HEALTH CARE BRIEFING: Home Health Care Agenda Hinges on States


November 1, 2021 6:11 am

Democrats’ proposed home health care program has shrank to $150 billion, sparking concern it may not be enough to meet its supporters’ lofty goals.

The plan to expand Medicaid’s home and community-base care services, which help people with disabilities and the elderly remain in their homes and avoid long-term care facilities, once stood at $400 billion. Backers as recently as last week were hoping for $250 billion over the next 10 years.

The trimmed-down proposed investment means the federal government will be able to offer less money to states to entice officials to embark on long-term plans to boost pay for home health workers and cut down their waiting lists for people seeking these services.

“It’s not where we wanted to land,” Sen. Bob Casey (D-Pa.), one of the main sponsors of the home health legislation, said Thursday. “But, it’s a number we can work with.”

The lower price tag was included in the latest version of Democrats’ tax and social spending package (H.R. 5367), released last week. Democrats are still negotiating over some elements of the bill.

Backers of the package in labor unions, who’ve spent months rallying support for it, called a framework released by the White House last week a first-of-its-kind investment in home care.

“This is a commitment to working people, with an historic investment in home care workers and care services,” Mary Kay Henry, international president of the Service Employees International Union, said in a statement. Read more from Alex Ruoff.

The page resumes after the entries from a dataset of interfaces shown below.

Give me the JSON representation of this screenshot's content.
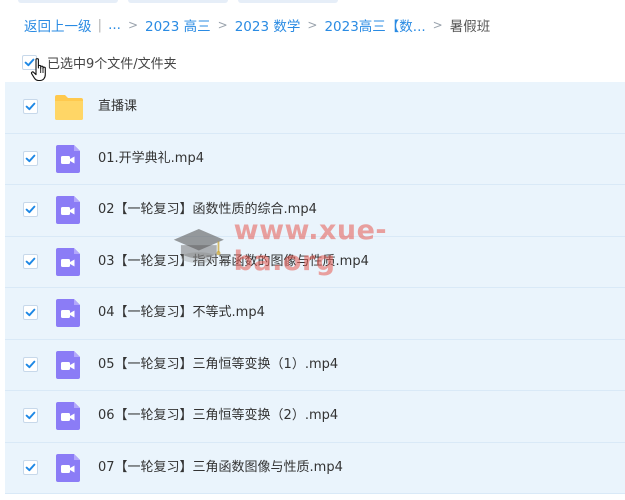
{
  "breadcrumb": {
    "back_label": "返回上一级",
    "separator": "|",
    "ellipsis": "...",
    "arrow": ">",
    "items": [
      "2023 高三",
      "2023 数学",
      "2023高三【数..."
    ],
    "current": "暑假班"
  },
  "selection": {
    "checked": true,
    "summary": "已选中9个文件/文件夹"
  },
  "files": [
    {
      "name": "直播课",
      "type": "folder",
      "checked": true
    },
    {
      "name": "01.开学典礼.mp4",
      "type": "video",
      "checked": true
    },
    {
      "name": "02【一轮复习】函数性质的综合.mp4",
      "type": "video",
      "checked": true
    },
    {
      "name": "03【一轮复习】指对幂函数的图像与性质.mp4",
      "type": "video",
      "checked": true
    },
    {
      "name": "04【一轮复习】不等式.mp4",
      "type": "video",
      "checked": true
    },
    {
      "name": "05【一轮复习】三角恒等变换（1）.mp4",
      "type": "video",
      "checked": true
    },
    {
      "name": "06【一轮复习】三角恒等变换（2）.mp4",
      "type": "video",
      "checked": true
    },
    {
      "name": "07【一轮复习】三角函数图像与性质.mp4",
      "type": "video",
      "checked": true
    }
  ],
  "watermark": {
    "text": "www.xue-ba.org",
    "icon": "graduation-cap-icon"
  },
  "colors": {
    "link": "#2a8be3",
    "row_bg": "#eaf4fc",
    "checkbox_check": "#1e88e5",
    "folder": "#ffc94d",
    "video_icon": "#8b7cf6",
    "watermark": "#e65a50"
  },
  "icons": {
    "checkbox": "checkmark-icon",
    "folder": "folder-icon",
    "video": "video-file-icon",
    "cursor": "hand-pointer-icon"
  }
}
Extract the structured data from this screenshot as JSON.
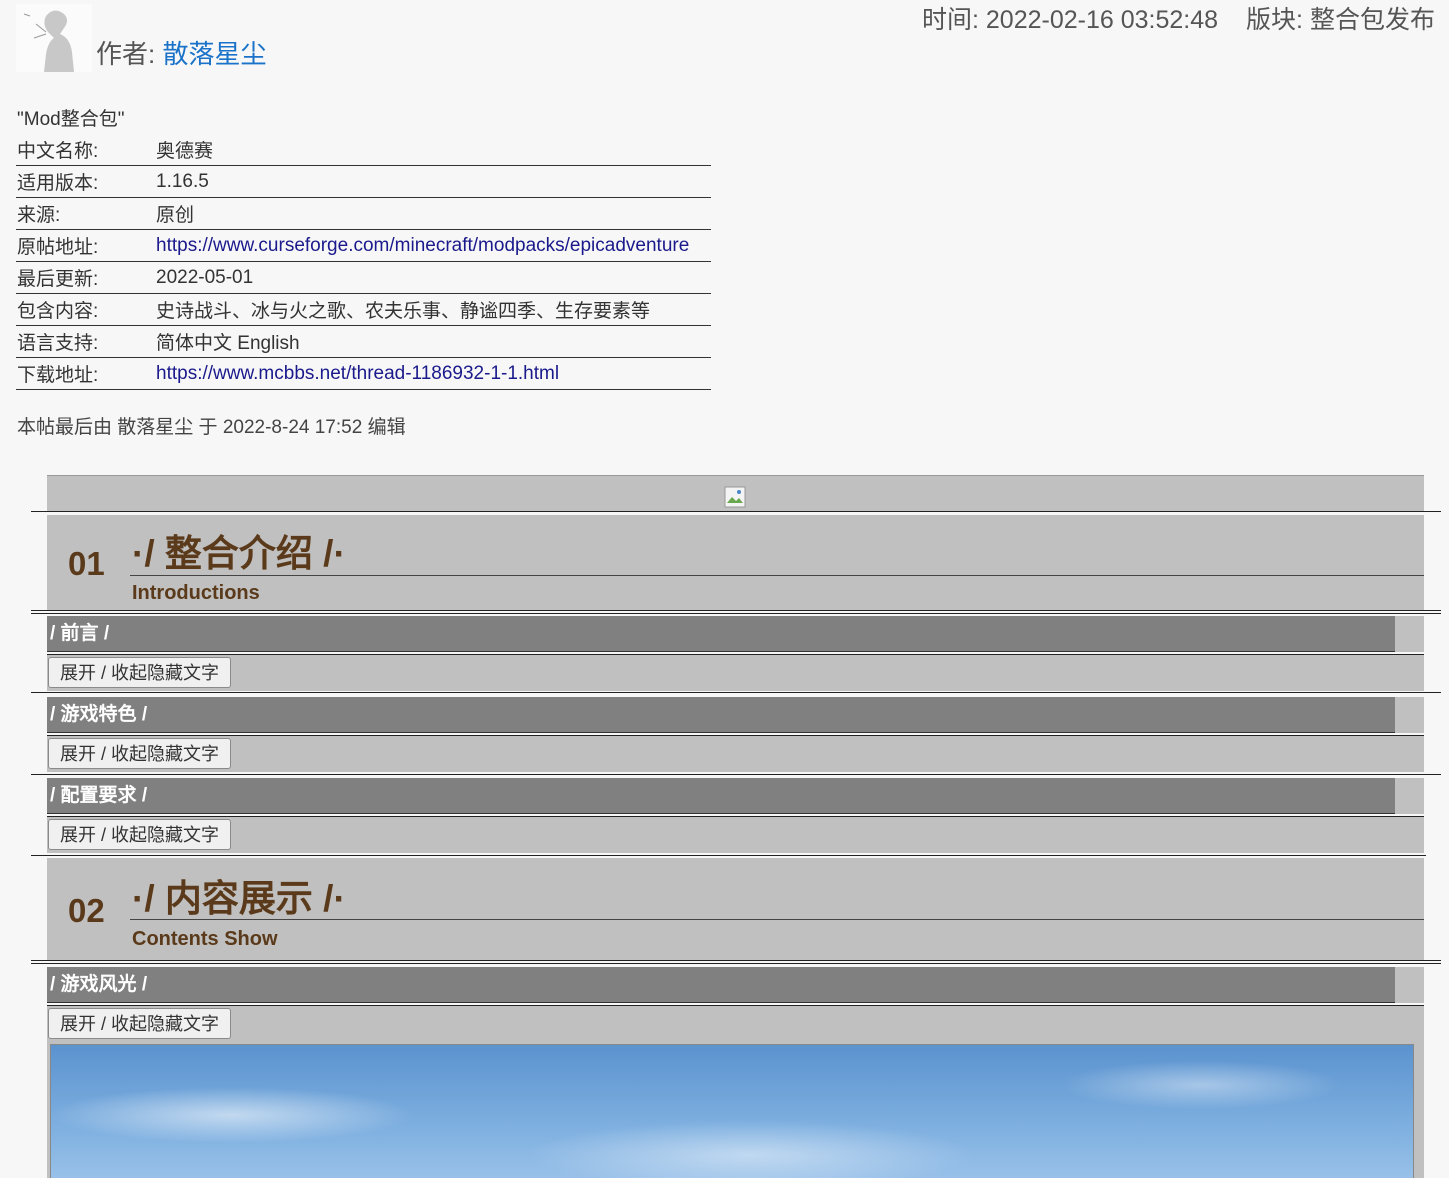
{
  "header": {
    "author_label": "作者: ",
    "author_name": "散落星尘",
    "time_label": "时间: 2022-02-16 03:52:48",
    "board_label": "版块: 整合包发布"
  },
  "pack": {
    "title": "\"Mod整合包\"",
    "rows": [
      {
        "key": "中文名称:",
        "value": "奥德赛",
        "link": false
      },
      {
        "key": "适用版本:",
        "value": "1.16.5",
        "link": false
      },
      {
        "key": "来源:",
        "value": "原创",
        "link": false
      },
      {
        "key": "原帖地址:",
        "value": "https://www.curseforge.com/minecraft/modpacks/epicadventure",
        "link": true
      },
      {
        "key": "最后更新:",
        "value": "2022-05-01",
        "link": false
      },
      {
        "key": "包含内容:",
        "value": "史诗战斗、冰与火之歌、农夫乐事、静谧四季、生存要素等",
        "link": false
      },
      {
        "key": "语言支持:",
        "value": "简体中文 English",
        "link": false
      },
      {
        "key": "下载地址:",
        "value": "https://www.mcbbs.net/thread-1186932-1-1.html",
        "link": true
      }
    ],
    "edit_note": "本帖最后由 散落星尘 于 2022-8-24 17:52 编辑"
  },
  "sections": {
    "intro": {
      "num": "01",
      "title": "·/ 整合介绍 /·",
      "subtitle": "Introductions"
    },
    "show": {
      "num": "02",
      "title": "·/ 内容展示 /·",
      "subtitle": "Contents Show"
    },
    "bars": [
      "/ 前言 /",
      "/ 游戏特色 /",
      "/ 配置要求 /",
      "/ 游戏风光 /"
    ],
    "toggle_label": "展开 / 收起隐藏文字"
  },
  "colors": {
    "accent": "#1a73c9",
    "heading": "#5a3a1a",
    "bar": "#808080",
    "panel": "#c0c0c0"
  },
  "icons": [
    "avatar-image",
    "broken-image-icon"
  ]
}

Pelosi Leading Talks to Include Drug Price Cuts: Speaker Nancy Pelosi (D-Calif.) is leading an effort to add a plan to cut prescription drug prices to Biden’s $1.75 trillion economic plan, and lawmakers are optimistic a deal can be reached. The emerging plan could allow Medicare to negotiate drug prices for the first time, and talks continue on what categories of drugs would be subject to the cost-cutting negotiation power.

To do that and not lose votes, Democrats will likely have to drop or modify a proposed 95% excise tax on drug companies that was originally proposed to force them to lower prices for younger patients not part of Medicare. The changes to drug prices appear to have a better shot than another liberal priority, paid family leave. But already, leading proponents of that policy are signaling they will not be able to convince Sen. Joe Manchin (D-W.Va.) to go along with it. 

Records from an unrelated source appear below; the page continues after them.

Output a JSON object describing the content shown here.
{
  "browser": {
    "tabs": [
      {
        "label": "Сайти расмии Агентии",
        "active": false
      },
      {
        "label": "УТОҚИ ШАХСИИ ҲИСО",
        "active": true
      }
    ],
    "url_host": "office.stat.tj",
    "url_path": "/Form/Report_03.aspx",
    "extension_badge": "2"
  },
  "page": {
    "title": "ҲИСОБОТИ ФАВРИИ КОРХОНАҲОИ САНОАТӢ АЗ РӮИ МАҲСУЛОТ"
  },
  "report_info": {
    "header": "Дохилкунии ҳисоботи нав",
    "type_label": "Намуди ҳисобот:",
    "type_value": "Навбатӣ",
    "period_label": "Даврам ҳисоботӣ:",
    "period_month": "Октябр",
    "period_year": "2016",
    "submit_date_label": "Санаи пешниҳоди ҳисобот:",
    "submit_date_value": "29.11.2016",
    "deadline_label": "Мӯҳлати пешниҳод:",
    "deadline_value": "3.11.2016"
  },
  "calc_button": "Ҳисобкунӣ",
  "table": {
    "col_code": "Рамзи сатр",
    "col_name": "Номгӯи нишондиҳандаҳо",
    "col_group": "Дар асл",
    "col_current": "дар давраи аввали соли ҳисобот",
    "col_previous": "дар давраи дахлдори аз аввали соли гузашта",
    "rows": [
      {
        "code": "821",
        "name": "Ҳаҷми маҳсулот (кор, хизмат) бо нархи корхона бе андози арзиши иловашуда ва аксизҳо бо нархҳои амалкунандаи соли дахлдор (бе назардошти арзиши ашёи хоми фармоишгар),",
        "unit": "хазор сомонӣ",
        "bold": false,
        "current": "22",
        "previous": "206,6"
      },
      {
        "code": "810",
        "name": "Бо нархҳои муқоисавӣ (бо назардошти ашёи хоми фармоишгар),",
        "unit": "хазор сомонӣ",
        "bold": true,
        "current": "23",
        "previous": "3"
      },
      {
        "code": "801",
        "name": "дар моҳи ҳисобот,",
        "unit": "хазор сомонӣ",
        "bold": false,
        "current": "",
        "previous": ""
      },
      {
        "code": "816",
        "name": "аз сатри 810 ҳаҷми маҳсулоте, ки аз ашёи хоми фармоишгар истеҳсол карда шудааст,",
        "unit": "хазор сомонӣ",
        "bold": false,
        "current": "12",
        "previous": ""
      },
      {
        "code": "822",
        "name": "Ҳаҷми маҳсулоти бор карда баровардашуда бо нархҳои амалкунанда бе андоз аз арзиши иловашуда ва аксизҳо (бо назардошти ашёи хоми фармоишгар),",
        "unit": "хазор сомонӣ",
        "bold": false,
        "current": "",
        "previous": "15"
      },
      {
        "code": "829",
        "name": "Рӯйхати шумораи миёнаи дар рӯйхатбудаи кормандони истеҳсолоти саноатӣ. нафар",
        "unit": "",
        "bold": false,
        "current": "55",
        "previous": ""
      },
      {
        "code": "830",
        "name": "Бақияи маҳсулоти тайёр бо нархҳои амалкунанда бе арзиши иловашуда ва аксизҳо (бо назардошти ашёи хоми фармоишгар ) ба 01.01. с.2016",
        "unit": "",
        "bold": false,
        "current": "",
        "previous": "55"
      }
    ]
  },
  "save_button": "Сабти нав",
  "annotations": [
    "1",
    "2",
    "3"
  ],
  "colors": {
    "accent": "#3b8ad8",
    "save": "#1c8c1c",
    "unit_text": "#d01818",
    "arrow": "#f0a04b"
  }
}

  • Biden left mention of cutting drug prices out of the outline he presented to Congress on Thursday, but even opponents of the original House provision said they would be open to a more limited version. Sen. Kyrsten Sinema (D-Ariz.) had agreed to at least some version of drug price cuts in a deal with the White House, a person familiar with her views said.
  • Rep. Peter Welch (D-Vt.) said Pelosi is “intimately” involved in talks and they are working with drug price provision holdout Rep. Scott Peters (D-Calif.). He said Peters is on track to prevail in his quest to have the 95% tax penalty changed, Erik Wasson reports.
  • “We are working to add things in,” Rep. Ro Khanna (D-Calif.), who backs the effort to curb prescription-drug prices, said on CBS’s “Face the Nation,” yesterday. “I think we can have the vote by Tuesday,” Khanna said.